Hard Lessons and the Rule of Three

Published March 25, 2019

Easy lessons are ones which have immediate feedback: touching a hot stove, what foods your body is allergic to, or even how to ask for a raise at work. Everyone can put together the cause and consequences of getting them right or wrong.

The hard lessons are ones which take months, or even years, to cycle through. They require a specific environment, many involved people, and time to determine the outcome.

I have found this to be true in both my personal and professional life: hard lessons follow the rule of three. They come to you three times and you only truly know if you’ve learned the lesson the third time.

The first time the lesson is encountered, every day is like every other day. There is nothing new here because I don’t know what I don’t know. When the consequence settles, it stings. Suprise. Outrage. Disappointment. At my best I have had enough time to outline the situation and think to myself, “I will never do this again.”

The second time I’ve learned enough to identify this is the second time this has happened. Paralells can be drawn to the first situation and the current. I am filled with equal amount doubt (is this really happening again) and hope (I can do better this time) which prevents me from walking away. The sting hurts more this time because I was supposed to know better.

The third time almost always occurs in perfect conditions. In occurrence one and two, I’ve identified the common factors which had caused the problem. I think, erroneously, if those conditions don’t exist next time maybe it’ll work out. Sure enough, the third time: they don’t exist.

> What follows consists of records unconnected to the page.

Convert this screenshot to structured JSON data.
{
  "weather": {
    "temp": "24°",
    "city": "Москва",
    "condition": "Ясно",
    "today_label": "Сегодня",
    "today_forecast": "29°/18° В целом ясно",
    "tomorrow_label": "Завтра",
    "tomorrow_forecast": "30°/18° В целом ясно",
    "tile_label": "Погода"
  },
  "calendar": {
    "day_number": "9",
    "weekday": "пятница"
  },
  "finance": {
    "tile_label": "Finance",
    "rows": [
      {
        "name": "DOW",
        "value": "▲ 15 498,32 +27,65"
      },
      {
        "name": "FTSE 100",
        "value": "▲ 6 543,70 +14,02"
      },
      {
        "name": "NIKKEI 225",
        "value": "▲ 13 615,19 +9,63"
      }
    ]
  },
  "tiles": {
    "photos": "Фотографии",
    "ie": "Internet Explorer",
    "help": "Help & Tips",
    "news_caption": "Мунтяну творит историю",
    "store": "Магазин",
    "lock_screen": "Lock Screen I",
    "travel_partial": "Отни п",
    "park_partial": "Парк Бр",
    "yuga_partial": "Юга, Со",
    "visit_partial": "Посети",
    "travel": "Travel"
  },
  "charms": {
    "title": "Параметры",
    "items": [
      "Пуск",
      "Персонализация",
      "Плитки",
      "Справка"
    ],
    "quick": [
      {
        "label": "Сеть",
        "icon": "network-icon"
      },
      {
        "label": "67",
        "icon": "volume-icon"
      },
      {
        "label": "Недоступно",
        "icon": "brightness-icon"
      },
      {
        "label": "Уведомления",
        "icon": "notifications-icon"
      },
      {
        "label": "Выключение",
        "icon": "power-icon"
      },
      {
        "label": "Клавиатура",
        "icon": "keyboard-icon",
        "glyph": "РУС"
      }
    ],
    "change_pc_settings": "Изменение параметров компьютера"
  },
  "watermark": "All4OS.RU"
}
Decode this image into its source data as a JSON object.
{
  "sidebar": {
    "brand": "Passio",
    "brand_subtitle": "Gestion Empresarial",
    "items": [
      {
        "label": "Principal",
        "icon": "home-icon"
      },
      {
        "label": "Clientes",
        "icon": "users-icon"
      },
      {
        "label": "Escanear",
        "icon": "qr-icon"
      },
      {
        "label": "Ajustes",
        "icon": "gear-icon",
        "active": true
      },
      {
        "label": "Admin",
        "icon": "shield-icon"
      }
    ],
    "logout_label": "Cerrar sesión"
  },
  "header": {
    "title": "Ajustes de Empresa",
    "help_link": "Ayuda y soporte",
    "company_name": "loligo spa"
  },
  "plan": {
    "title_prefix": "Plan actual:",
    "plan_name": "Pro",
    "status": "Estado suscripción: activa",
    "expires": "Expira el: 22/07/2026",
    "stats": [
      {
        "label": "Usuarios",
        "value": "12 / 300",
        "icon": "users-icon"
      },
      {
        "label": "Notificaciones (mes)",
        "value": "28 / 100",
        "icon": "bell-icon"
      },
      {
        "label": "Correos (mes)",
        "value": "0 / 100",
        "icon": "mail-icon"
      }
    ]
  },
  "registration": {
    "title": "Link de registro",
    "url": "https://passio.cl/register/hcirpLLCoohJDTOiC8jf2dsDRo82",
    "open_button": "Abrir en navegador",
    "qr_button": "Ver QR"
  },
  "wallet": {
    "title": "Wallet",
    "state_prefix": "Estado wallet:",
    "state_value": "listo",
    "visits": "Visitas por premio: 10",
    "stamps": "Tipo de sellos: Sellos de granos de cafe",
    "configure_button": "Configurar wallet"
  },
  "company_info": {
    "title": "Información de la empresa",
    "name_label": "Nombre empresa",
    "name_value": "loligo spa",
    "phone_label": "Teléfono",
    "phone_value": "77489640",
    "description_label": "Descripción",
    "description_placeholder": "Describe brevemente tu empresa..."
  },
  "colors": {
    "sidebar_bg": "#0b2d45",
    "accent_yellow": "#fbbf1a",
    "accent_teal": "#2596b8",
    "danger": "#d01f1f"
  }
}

I’m being tested. It’s tempting because this time I know a lot better and I’ve identified the problem. I say no and the reason why doesn’t matter. I will no longer seek it.

The peace of mind is the reward for a lesson finally learned.